## Input for this task
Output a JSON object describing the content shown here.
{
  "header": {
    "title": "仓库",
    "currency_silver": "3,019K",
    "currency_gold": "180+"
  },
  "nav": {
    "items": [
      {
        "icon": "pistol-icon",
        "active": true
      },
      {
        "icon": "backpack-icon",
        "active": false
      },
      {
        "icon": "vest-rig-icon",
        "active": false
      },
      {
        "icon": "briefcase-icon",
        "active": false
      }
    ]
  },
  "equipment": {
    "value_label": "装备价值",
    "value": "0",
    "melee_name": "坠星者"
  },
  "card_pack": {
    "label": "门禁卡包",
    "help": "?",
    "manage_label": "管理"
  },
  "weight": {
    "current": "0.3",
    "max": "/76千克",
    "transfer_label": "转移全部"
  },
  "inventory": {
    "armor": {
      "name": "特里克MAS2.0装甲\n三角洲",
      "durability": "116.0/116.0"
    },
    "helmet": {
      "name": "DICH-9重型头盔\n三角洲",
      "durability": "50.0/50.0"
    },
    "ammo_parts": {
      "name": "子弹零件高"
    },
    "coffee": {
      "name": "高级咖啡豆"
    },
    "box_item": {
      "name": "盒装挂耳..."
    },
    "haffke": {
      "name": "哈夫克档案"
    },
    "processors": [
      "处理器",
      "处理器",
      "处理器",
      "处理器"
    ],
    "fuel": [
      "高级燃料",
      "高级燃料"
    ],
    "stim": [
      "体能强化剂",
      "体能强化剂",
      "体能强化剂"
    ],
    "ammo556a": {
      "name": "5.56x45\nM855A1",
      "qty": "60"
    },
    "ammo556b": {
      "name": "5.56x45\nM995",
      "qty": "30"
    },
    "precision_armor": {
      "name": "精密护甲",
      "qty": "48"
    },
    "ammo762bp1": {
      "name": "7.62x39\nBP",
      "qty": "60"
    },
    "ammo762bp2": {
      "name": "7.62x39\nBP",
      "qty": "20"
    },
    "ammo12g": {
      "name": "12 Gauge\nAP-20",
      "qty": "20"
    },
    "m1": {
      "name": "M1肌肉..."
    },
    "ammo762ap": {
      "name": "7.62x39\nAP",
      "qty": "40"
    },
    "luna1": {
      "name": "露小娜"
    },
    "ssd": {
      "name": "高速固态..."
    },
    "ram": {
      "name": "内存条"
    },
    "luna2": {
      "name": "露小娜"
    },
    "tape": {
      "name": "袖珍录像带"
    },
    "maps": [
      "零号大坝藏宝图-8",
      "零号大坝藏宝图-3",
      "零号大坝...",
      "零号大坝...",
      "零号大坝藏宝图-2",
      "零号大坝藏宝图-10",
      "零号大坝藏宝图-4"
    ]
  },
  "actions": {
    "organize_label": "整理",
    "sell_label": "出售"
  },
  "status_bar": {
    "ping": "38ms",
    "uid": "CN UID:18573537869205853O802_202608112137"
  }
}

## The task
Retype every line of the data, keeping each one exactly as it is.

## Solved exercise
Output a JSON object describing the content shown here.
{
  "header": {
    "title": "仓库",
    "currency_silver": "3,019K",
    "currency_gold": "180+"
  },
  "nav": {
    "items": [
      {
        "icon": "pistol-icon",
        "active": true
      },
      {
        "icon": "backpack-icon",
        "active": false
      },
      {
        "icon": "vest-rig-icon",
        "active": false
      },
      {
        "icon": "briefcase-icon",
        "active": false
      }
    ]
  },
  "equipment": {
    "value_label": "装备价值",
    "value": "0",
    "melee_name": "坠星者"
  },
  "card_pack": {
    "label": "门禁卡包",
    "help": "?",
    "manage_label": "管理"
  },
  "weight": {
    "current": "0.3",
    "max": "/76千克",
    "transfer_label": "转移全部"
  },
  "inventory": {
    "armor": {
      "name": "特里克MAS2.0装甲\n三角洲",
      "durability": "116.0/116.0"
    },
    "helmet": {
      "name": "DICH-9重型头盔\n三角洲",
      "durability": "50.0/50.0"
    },
    "ammo_parts": {
      "name": "子弹零件高"
    },
    "coffee": {
      "name": "高级咖啡豆"
    },
    "box_item": {
      "name": "盒装挂耳..."
    },
    "haffke": {
      "name": "哈夫克档案"
    },
    "processors": [
      "处理器",
      "处理器",
      "处理器",
      "处理器"
    ],
    "fuel": [
      "高级燃料",
      "高级燃料"
    ],
    "stim": [
      "体能强化剂",
      "体能强化剂",
      "体能强化剂"
    ],
    "ammo556a": {
      "name": "5.56x45\nM855A1",
      "qty": "60"
    },
    "ammo556b": {
      "name": "5.56x45\nM995",
      "qty": "30"
    },
    "precision_armor": {
      "name": "精密护甲",
      "qty": "48"
    },
    "ammo762bp1": {
      "name": "7.62x39\nBP",
      "qty": "60"
    },
    "ammo762bp2": {
      "name": "7.62x39\nBP",
      "qty": "20"
    },
    "ammo12g": {
      "name": "12 Gauge\nAP-20",
      "qty": "20"
    },
    "m1": {
      "name": "M1肌肉..."
    },
    "ammo762ap": {
      "name": "7.62x39\nAP",
      "qty": "40"
    },
    "luna1": {
      "name": "露小娜"
    },
    "ssd": {
      "name": "高速固态..."
    },
    "ram": {
      "name": "内存条"
    },
    "luna2": {
      "name": "露小娜"
    },
    "tape": {
      "name": "袖珍录像带"
    },
    "maps": [
      "零号大坝藏宝图-8",
      "零号大坝藏宝图-3",
      "零号大坝...",
      "零号大坝...",
      "零号大坝藏宝图-2",
      "零号大坝藏宝图-10",
      "零号大坝藏宝图-4"
    ]
  },
  "actions": {
    "organize_label": "整理",
    "sell_label": "出售"
  },
  "status_bar": {
    "ping": "38ms",
    "uid": "CN UID:18573537869205853O802_202608112137"
  }
}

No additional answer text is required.